__What you will do__:
Give the total of lines holding the word "intro" in the records below, and nothing else.

__Supplied records__:
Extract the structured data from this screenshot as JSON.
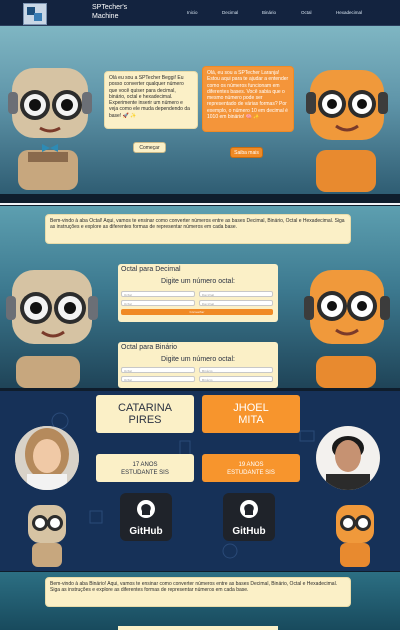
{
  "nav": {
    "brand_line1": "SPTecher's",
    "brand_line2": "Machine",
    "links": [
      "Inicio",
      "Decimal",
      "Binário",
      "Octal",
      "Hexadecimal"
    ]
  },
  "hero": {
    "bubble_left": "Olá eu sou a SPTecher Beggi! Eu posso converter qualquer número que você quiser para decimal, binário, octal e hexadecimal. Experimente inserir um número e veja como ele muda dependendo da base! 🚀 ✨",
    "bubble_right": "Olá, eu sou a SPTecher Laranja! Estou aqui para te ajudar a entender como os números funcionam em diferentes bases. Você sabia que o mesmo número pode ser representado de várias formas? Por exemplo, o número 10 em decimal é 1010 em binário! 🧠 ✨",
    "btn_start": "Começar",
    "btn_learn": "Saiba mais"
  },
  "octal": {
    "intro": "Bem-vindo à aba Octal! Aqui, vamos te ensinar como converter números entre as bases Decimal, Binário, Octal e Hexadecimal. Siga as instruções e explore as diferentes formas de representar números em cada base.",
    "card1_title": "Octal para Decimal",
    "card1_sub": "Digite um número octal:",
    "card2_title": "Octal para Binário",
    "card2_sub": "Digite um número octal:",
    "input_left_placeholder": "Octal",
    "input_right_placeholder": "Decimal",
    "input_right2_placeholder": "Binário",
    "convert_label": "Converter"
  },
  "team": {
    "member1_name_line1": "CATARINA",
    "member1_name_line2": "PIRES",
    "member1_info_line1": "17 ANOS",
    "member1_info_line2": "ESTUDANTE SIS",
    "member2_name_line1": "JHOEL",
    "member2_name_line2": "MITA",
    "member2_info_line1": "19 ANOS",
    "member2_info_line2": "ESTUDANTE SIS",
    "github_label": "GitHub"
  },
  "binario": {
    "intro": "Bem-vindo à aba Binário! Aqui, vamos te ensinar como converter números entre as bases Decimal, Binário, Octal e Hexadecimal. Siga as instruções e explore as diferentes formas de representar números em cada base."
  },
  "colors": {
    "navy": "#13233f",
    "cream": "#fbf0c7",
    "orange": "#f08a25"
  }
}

__Task output__:
2